Painting the Base
Leave the sand to dry overnight. The base may then be painted olive green, using Plaka posterpaint or acrylics, after which it needs to dry again for several hours. Drybrushing the base with khaki and a careful second layer of white will highlight the stones and other raised detail. It is impossible to avoid that some pigment will be drybrushed onto the boots of the figures, giving them a nice dusty look. Yellow paint may be carefully stippled between the rocks, creating the impression of small flowers and patches of moss. This is an important step in the detailing process, it adds interest to your bases.
To simulate dry ground, dark khaki may be used as an undercoat for the base, drybrushing and detailing it in a similar way to the above.
Use only old brushes to paint and drybrush the base. Sand is highly abbrasive and it will destroy paintbrushes very rapidly. Old and frayed brushes are ideal for this work.
Static Grass and Lichen
The crowning touch of any figure base is the application of static grass manufactured by NOCH and Heki. Static grass is available in seasonal colours, the green brown of late summer being the most useful for wargamers and figure collectors. It works equally well with olive green and dark khaki bases.
This Indian army PIAT anti-tank team is mounted on a semi-arid terrain tile. The WW2 wargame figures may be used anywhere in the Mediterranean theater. The loader is an ESCI 8th Army figure, the upper body of the PIAT gunner is from an ESCI British Infantry figure, with legs from ESCI’s 8th Army. Both men have the helmet replaced with a turban scrounged from Atlantic Indian Brigade figures.
Static grass is planted using the specifically designed applicator bottle from NOCH. For best results, the bottle should be half-full with static grass. Apply irregular patches of white glue to the base, place the base into a shoebox and spray gras onto the base from a height of 15 cm. Squeezing the plastic bottle repeatedly will eject small amounts of statically charged grass until the base is covered with a layer of approximately 5 mm of the grass material. Pick up the base, knock your finger against the bottom of it to make the grass settle into the glue, then shake off excess grass into the shoebox, to be used again later. Now comes the most important step of the process:
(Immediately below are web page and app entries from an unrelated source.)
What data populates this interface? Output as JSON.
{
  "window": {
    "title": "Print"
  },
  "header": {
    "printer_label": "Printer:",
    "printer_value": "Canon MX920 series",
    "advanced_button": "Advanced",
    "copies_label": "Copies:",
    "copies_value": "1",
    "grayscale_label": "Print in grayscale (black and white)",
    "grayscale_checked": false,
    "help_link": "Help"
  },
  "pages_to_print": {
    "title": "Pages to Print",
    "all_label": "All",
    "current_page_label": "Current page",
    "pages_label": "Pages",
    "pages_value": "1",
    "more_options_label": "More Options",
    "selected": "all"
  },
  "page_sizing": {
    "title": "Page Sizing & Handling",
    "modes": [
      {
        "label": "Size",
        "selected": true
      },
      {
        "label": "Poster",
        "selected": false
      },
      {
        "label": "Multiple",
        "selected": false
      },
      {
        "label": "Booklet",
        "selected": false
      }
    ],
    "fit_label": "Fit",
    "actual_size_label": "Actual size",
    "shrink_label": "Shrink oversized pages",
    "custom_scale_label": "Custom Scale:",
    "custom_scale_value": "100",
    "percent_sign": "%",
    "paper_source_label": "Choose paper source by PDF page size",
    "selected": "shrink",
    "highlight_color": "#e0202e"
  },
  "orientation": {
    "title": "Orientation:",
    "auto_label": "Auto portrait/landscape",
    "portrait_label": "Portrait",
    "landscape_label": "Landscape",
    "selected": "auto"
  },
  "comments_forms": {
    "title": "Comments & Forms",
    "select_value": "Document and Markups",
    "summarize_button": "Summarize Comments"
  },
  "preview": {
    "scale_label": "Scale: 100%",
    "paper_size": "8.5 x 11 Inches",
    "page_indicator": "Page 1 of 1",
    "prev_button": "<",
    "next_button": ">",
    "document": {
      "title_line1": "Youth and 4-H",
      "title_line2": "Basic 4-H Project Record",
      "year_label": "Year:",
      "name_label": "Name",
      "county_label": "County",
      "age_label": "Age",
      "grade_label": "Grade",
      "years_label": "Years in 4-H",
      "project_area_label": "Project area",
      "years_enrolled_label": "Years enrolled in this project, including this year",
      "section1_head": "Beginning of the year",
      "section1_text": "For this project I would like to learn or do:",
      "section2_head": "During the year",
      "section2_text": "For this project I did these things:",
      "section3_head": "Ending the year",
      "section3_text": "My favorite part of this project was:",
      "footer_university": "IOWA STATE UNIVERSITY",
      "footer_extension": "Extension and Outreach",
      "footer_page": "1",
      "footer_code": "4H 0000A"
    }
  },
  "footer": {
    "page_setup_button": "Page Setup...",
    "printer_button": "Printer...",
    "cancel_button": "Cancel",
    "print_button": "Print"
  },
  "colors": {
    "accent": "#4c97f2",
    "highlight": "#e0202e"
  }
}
Blowing across the base lightly and from all directions, will make the static grass stand up like real grass. If this is not done, or the grass was not sprayed on with the plastic applicator bottle, the grass will not stand up. Patches of grass will lump together, sink into the glue, and take on the appearance of cut grass in a lawnmower. The glue will shine through the layer of grass and the base will be ruined. Do not use static grass unless you intend to apply it correctly. An alternative may be to cut patches of grass from model railroad mats, but they are nearly impossible to apply, particularly between the deployed figures.